**EXERCISE DIRECTIONS:** Copy the entries that follow, exactly and completely.

(Saved entries)
>>>>>

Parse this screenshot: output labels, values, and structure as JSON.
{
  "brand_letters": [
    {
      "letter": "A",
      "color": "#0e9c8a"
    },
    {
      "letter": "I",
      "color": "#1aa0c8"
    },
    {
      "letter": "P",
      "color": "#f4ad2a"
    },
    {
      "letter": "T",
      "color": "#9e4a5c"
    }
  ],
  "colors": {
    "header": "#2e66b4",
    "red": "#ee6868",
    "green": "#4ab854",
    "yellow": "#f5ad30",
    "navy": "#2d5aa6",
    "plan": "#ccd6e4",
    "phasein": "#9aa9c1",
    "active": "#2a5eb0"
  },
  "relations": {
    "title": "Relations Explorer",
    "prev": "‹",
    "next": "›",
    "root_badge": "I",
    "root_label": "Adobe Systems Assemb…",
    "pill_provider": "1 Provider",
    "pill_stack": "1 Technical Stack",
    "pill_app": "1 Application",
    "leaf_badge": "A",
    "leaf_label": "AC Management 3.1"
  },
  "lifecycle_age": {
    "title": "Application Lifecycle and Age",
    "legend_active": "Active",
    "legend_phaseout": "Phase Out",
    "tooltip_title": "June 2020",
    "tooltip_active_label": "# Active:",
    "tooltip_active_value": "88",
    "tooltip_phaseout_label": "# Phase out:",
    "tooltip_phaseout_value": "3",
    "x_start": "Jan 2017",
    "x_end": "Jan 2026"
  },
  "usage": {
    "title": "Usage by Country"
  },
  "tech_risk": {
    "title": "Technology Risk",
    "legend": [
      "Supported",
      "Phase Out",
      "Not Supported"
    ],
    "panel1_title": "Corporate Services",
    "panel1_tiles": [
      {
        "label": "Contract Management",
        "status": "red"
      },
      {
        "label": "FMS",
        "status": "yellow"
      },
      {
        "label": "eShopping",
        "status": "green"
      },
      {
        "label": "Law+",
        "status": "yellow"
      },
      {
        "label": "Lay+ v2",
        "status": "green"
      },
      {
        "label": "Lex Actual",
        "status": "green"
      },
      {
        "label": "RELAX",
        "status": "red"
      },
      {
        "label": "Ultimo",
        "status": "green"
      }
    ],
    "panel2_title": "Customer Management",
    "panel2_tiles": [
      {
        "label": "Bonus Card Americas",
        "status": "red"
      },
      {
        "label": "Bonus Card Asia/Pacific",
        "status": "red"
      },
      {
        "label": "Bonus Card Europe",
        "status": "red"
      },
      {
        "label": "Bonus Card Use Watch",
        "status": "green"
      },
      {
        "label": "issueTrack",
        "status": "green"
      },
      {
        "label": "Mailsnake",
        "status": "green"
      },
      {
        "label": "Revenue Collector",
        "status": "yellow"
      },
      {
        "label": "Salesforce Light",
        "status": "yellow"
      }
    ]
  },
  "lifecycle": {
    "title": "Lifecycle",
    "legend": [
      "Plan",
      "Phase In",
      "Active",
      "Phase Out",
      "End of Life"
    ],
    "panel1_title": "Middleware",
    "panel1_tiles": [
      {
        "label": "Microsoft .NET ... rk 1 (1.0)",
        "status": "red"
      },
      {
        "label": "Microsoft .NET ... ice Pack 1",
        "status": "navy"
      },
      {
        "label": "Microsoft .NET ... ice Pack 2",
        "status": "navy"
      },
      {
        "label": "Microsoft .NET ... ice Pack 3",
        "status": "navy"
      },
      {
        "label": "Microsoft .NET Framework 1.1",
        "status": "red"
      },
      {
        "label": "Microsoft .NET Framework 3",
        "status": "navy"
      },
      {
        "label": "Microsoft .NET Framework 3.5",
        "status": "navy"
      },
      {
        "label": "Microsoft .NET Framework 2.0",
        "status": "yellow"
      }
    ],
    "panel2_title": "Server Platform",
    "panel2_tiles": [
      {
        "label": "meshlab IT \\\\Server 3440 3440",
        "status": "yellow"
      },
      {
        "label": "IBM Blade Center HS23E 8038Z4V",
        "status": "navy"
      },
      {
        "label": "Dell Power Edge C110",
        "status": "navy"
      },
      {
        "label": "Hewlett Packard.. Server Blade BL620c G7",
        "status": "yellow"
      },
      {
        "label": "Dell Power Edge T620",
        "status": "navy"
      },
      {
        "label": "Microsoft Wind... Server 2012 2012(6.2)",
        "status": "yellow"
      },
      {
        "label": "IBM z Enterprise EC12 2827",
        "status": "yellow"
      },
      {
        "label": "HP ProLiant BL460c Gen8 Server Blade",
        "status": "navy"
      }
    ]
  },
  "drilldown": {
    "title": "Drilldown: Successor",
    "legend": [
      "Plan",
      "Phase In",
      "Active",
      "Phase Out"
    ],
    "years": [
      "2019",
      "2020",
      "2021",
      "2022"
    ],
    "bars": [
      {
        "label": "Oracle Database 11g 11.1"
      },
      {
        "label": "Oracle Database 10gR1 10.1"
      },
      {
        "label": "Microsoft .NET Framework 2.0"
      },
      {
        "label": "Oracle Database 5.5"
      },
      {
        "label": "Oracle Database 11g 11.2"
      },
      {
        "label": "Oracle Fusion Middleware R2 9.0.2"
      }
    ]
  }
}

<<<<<

**SOLUTION FOR THIS EXERCISE:**
Parse this screenshot: output labels, values, and structure as JSON.
{
  "brand_letters": [
    {
      "letter": "A",
      "color": "#0e9c8a"
    },
    {
      "letter": "I",
      "color": "#1aa0c8"
    },
    {
      "letter": "P",
      "color": "#f4ad2a"
    },
    {
      "letter": "T",
      "color": "#9e4a5c"
    }
  ],
  "colors": {
    "header": "#2e66b4",
    "red": "#ee6868",
    "green": "#4ab854",
    "yellow": "#f5ad30",
    "navy": "#2d5aa6",
    "plan": "#ccd6e4",
    "phasein": "#9aa9c1",
    "active": "#2a5eb0"
  },
  "relations": {
    "title": "Relations Explorer",
    "prev": "‹",
    "next": "›",
    "root_badge": "I",
    "root_label": "Adobe Systems Assemb…",
    "pill_provider": "1 Provider",
    "pill_stack": "1 Technical Stack",
    "pill_app": "1 Application",
    "leaf_badge": "A",
    "leaf_label": "AC Management 3.1"
  },
  "lifecycle_age": {
    "title": "Application Lifecycle and Age",
    "legend_active": "Active",
    "legend_phaseout": "Phase Out",
    "tooltip_title": "June 2020",
    "tooltip_active_label": "# Active:",
    "tooltip_active_value": "88",
    "tooltip_phaseout_label": "# Phase out:",
    "tooltip_phaseout_value": "3",
    "x_start": "Jan 2017",
    "x_end": "Jan 2026"
  },
  "usage": {
    "title": "Usage by Country"
  },
  "tech_risk": {
    "title": "Technology Risk",
    "legend": [
      "Supported",
      "Phase Out",
      "Not Supported"
    ],
    "panel1_title": "Corporate Services",
    "panel1_tiles": [
      {
        "label": "Contract Management",
        "status": "red"
      },
      {
        "label": "FMS",
        "status": "yellow"
      },
      {
        "label": "eShopping",
        "status": "green"
      },
      {
        "label": "Law+",
        "status": "yellow"
      },
      {
        "label": "Lay+ v2",
        "status": "green"
      },
      {
        "label": "Lex Actual",
        "status": "green"
      },
      {
        "label": "RELAX",
        "status": "red"
      },
      {
        "label": "Ultimo",
        "status": "green"
      }
    ],
    "panel2_title": "Customer Management",
    "panel2_tiles": [
      {
        "label": "Bonus Card Americas",
        "status": "red"
      },
      {
        "label": "Bonus Card Asia/Pacific",
        "status": "red"
      },
      {
        "label": "Bonus Card Europe",
        "status": "red"
      },
      {
        "label": "Bonus Card Use Watch",
        "status": "green"
      },
      {
        "label": "issueTrack",
        "status": "green"
      },
      {
        "label": "Mailsnake",
        "status": "green"
      },
      {
        "label": "Revenue Collector",
        "status": "yellow"
      },
      {
        "label": "Salesforce Light",
        "status": "yellow"
      }
    ]
  },
  "lifecycle": {
    "title": "Lifecycle",
    "legend": [
      "Plan",
      "Phase In",
      "Active",
      "Phase Out",
      "End of Life"
    ],
    "panel1_title": "Middleware",
    "panel1_tiles": [
      {
        "label": "Microsoft .NET ... rk 1 (1.0)",
        "status": "red"
      },
      {
        "label": "Microsoft .NET ... ice Pack 1",
        "status": "navy"
      },
      {
        "label": "Microsoft .NET ... ice Pack 2",
        "status": "navy"
      },
      {
        "label": "Microsoft .NET ... ice Pack 3",
        "status": "navy"
      },
      {
        "label": "Microsoft .NET Framework 1.1",
        "status": "red"
      },
      {
        "label": "Microsoft .NET Framework 3",
        "status": "navy"
      },
      {
        "label": "Microsoft .NET Framework 3.5",
        "status": "navy"
      },
      {
        "label": "Microsoft .NET Framework 2.0",
        "status": "yellow"
      }
    ],
    "panel2_title": "Server Platform",
    "panel2_tiles": [
      {
        "label": "meshlab IT \\\\Server 3440 3440",
        "status": "yellow"
      },
      {
        "label": "IBM Blade Center HS23E 8038Z4V",
        "status": "navy"
      },
      {
        "label": "Dell Power Edge C110",
        "status": "navy"
      },
      {
        "label": "Hewlett Packard.. Server Blade BL620c G7",
        "status": "yellow"
      },
      {
        "label": "Dell Power Edge T620",
        "status": "navy"
      },
      {
        "label": "Microsoft Wind... Server 2012 2012(6.2)",
        "status": "yellow"
      },
      {
        "label": "IBM z Enterprise EC12 2827",
        "status": "yellow"
      },
      {
        "label": "HP ProLiant BL460c Gen8 Server Blade",
        "status": "navy"
      }
    ]
  },
  "drilldown": {
    "title": "Drilldown: Successor",
    "legend": [
      "Plan",
      "Phase In",
      "Active",
      "Phase Out"
    ],
    "years": [
      "2019",
      "2020",
      "2021",
      "2022"
    ],
    "bars": [
      {
        "label": "Oracle Database 11g 11.1"
      },
      {
        "label": "Oracle Database 10gR1 10.1"
      },
      {
        "label": "Microsoft .NET Framework 2.0"
      },
      {
        "label": "Oracle Database 5.5"
      },
      {
        "label": "Oracle Database 11g 11.2"
      },
      {
        "label": "Oracle Fusion Middleware R2 9.0.2"
      }
    ]
  }
}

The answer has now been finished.